The result should be a word-for-word retyping of the entries below, free of pictures.
::: Source material :::
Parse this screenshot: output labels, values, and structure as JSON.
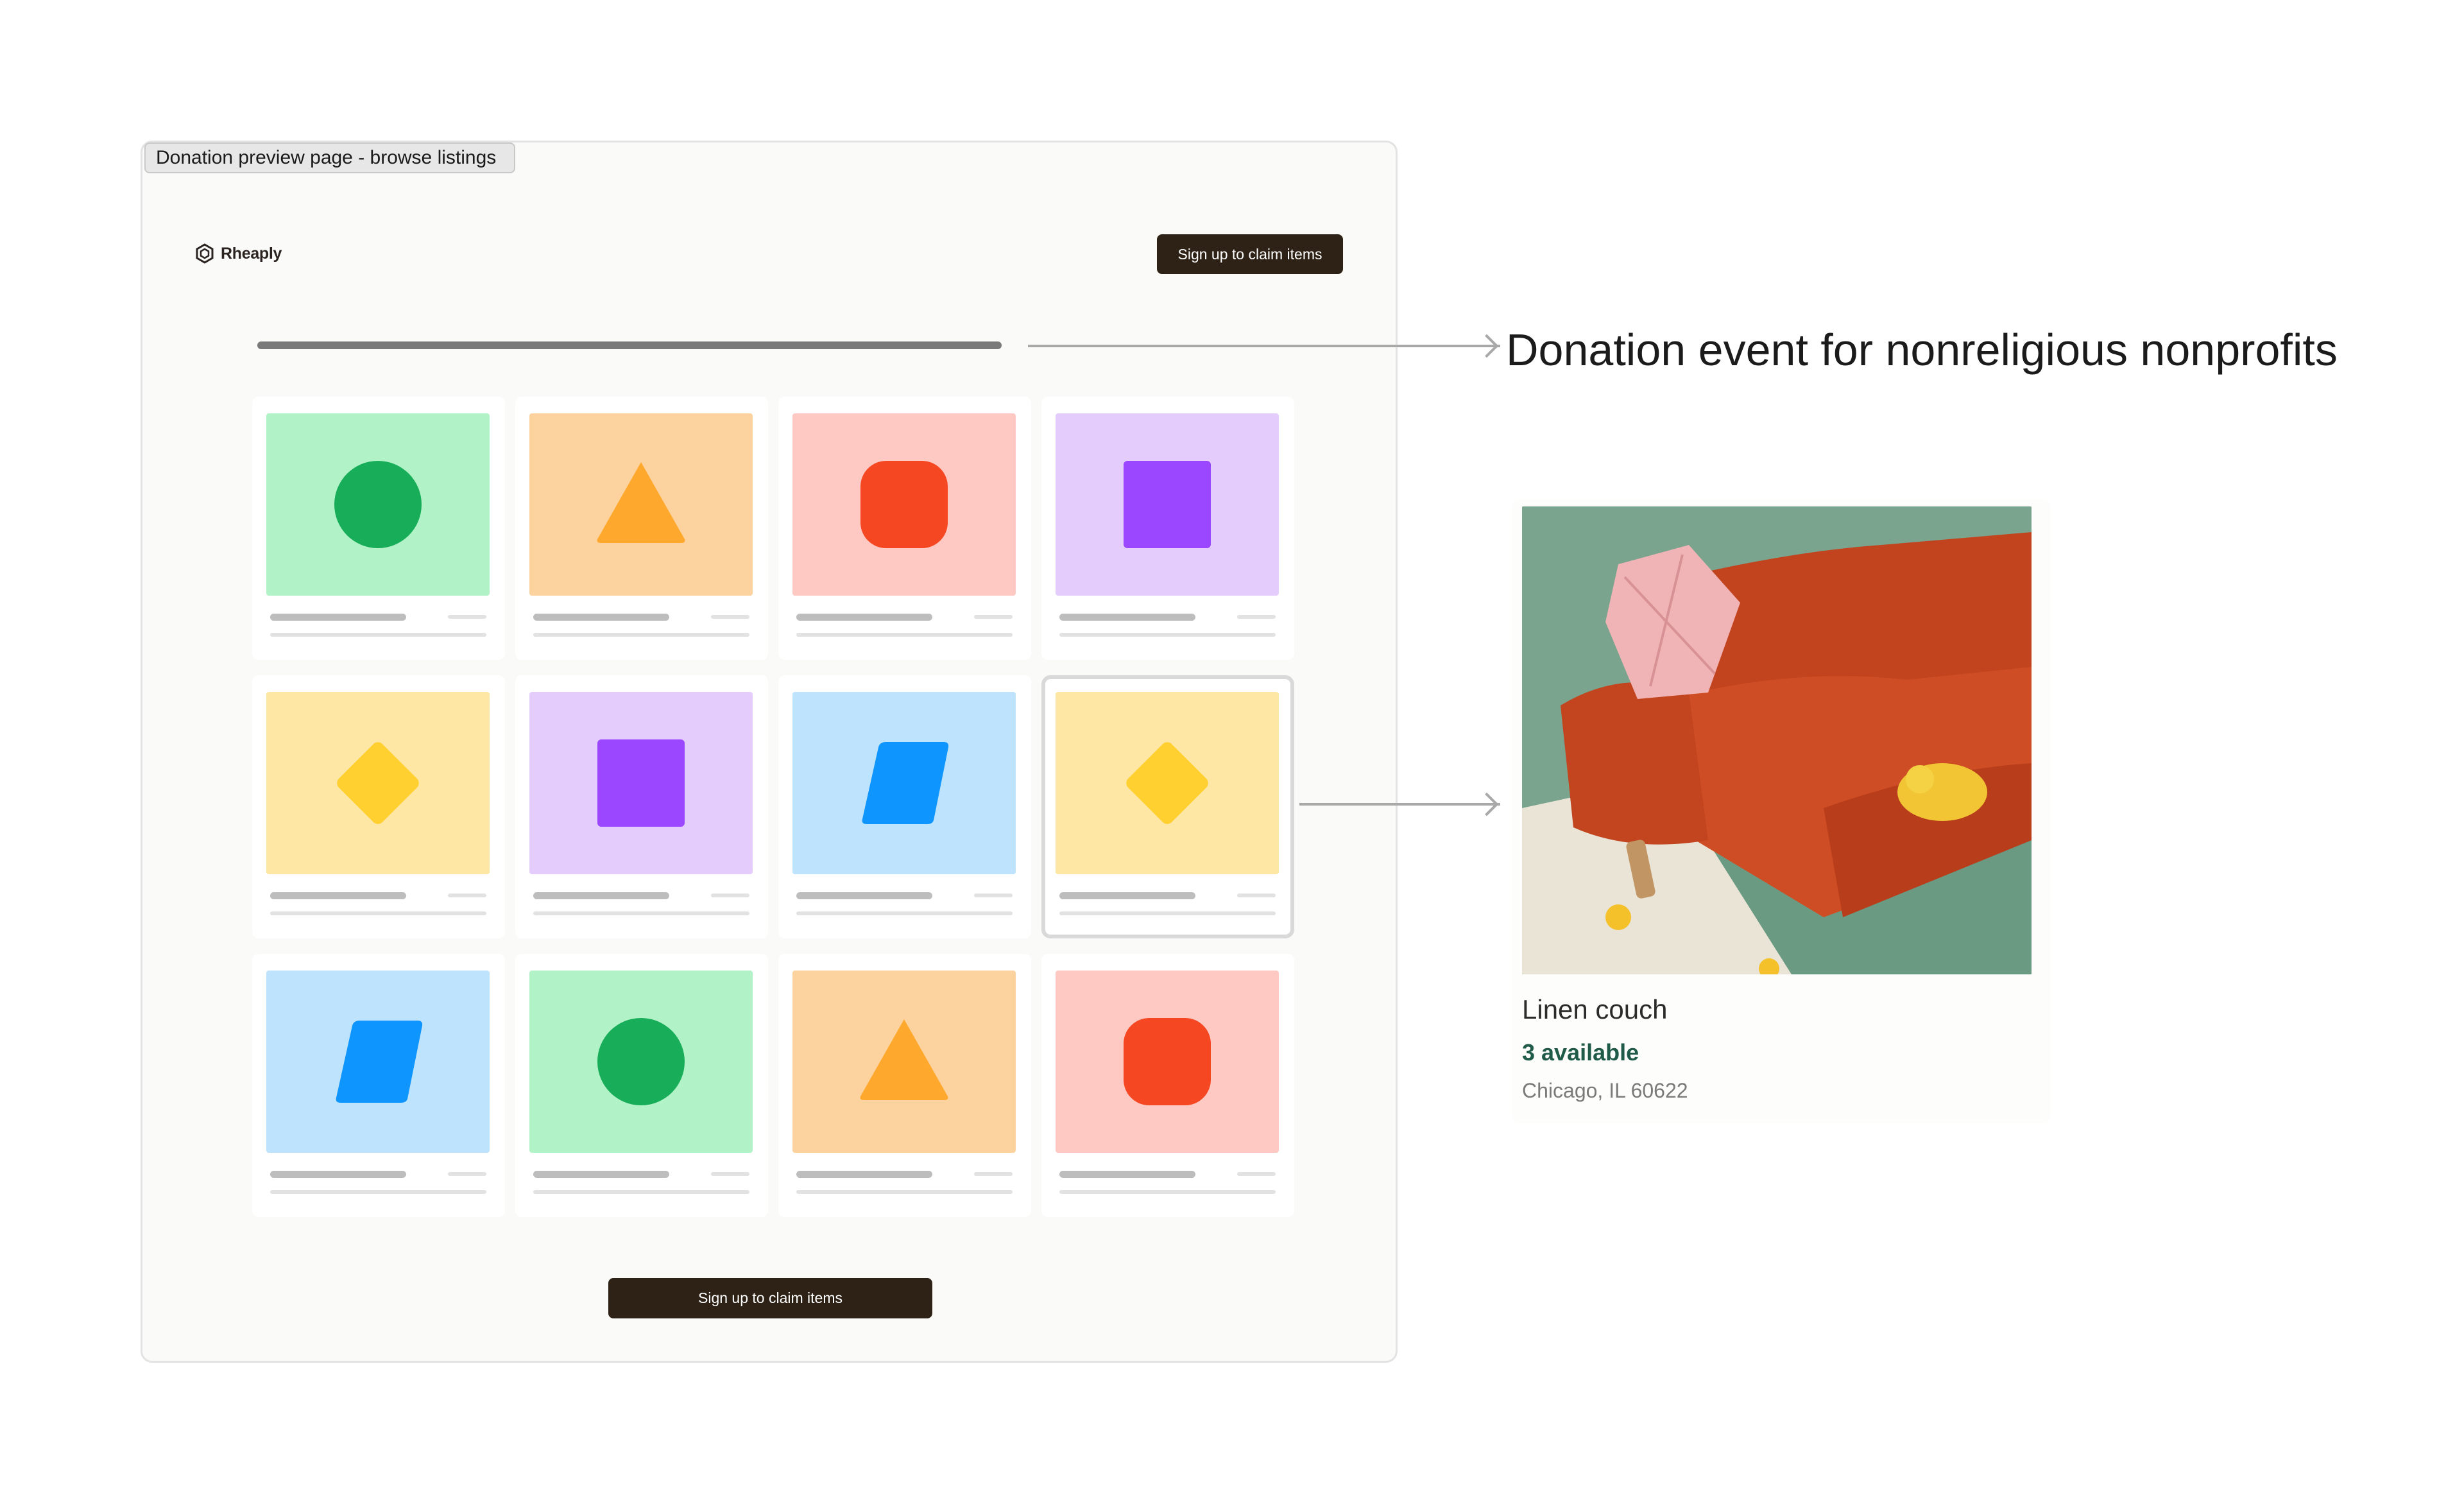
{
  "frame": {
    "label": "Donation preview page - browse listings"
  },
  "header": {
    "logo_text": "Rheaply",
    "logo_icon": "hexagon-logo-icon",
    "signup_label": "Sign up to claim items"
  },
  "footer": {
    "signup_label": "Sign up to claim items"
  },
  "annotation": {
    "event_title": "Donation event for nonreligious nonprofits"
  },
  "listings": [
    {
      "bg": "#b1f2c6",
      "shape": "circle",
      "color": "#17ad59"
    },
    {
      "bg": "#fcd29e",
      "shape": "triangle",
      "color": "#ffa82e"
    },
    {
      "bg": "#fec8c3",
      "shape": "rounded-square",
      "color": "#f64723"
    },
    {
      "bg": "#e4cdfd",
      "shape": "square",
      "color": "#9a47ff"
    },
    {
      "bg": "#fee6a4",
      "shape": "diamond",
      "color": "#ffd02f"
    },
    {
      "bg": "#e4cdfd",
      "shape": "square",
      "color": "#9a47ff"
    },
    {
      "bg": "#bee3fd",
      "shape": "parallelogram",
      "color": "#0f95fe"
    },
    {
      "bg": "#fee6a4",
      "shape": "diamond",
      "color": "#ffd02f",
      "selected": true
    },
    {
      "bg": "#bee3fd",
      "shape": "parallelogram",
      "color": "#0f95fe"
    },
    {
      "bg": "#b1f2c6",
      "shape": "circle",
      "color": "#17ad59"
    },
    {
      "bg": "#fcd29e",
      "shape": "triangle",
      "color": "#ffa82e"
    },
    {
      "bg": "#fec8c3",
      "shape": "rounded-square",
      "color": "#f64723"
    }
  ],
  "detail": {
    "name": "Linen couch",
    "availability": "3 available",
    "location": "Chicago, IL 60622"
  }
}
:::
→ **Problem solution**
Parse this screenshot: output labels, values, and structure as JSON.
{
  "frame": {
    "label": "Donation preview page - browse listings"
  },
  "header": {
    "logo_text": "Rheaply",
    "logo_icon": "hexagon-logo-icon",
    "signup_label": "Sign up to claim items"
  },
  "footer": {
    "signup_label": "Sign up to claim items"
  },
  "annotation": {
    "event_title": "Donation event for nonreligious nonprofits"
  },
  "listings": [
    {
      "bg": "#b1f2c6",
      "shape": "circle",
      "color": "#17ad59"
    },
    {
      "bg": "#fcd29e",
      "shape": "triangle",
      "color": "#ffa82e"
    },
    {
      "bg": "#fec8c3",
      "shape": "rounded-square",
      "color": "#f64723"
    },
    {
      "bg": "#e4cdfd",
      "shape": "square",
      "color": "#9a47ff"
    },
    {
      "bg": "#fee6a4",
      "shape": "diamond",
      "color": "#ffd02f"
    },
    {
      "bg": "#e4cdfd",
      "shape": "square",
      "color": "#9a47ff"
    },
    {
      "bg": "#bee3fd",
      "shape": "parallelogram",
      "color": "#0f95fe"
    },
    {
      "bg": "#fee6a4",
      "shape": "diamond",
      "color": "#ffd02f",
      "selected": true
    },
    {
      "bg": "#bee3fd",
      "shape": "parallelogram",
      "color": "#0f95fe"
    },
    {
      "bg": "#b1f2c6",
      "shape": "circle",
      "color": "#17ad59"
    },
    {
      "bg": "#fcd29e",
      "shape": "triangle",
      "color": "#ffa82e"
    },
    {
      "bg": "#fec8c3",
      "shape": "rounded-square",
      "color": "#f64723"
    }
  ],
  "detail": {
    "name": "Linen couch",
    "availability": "3 available",
    "location": "Chicago, IL 60622"
  }
}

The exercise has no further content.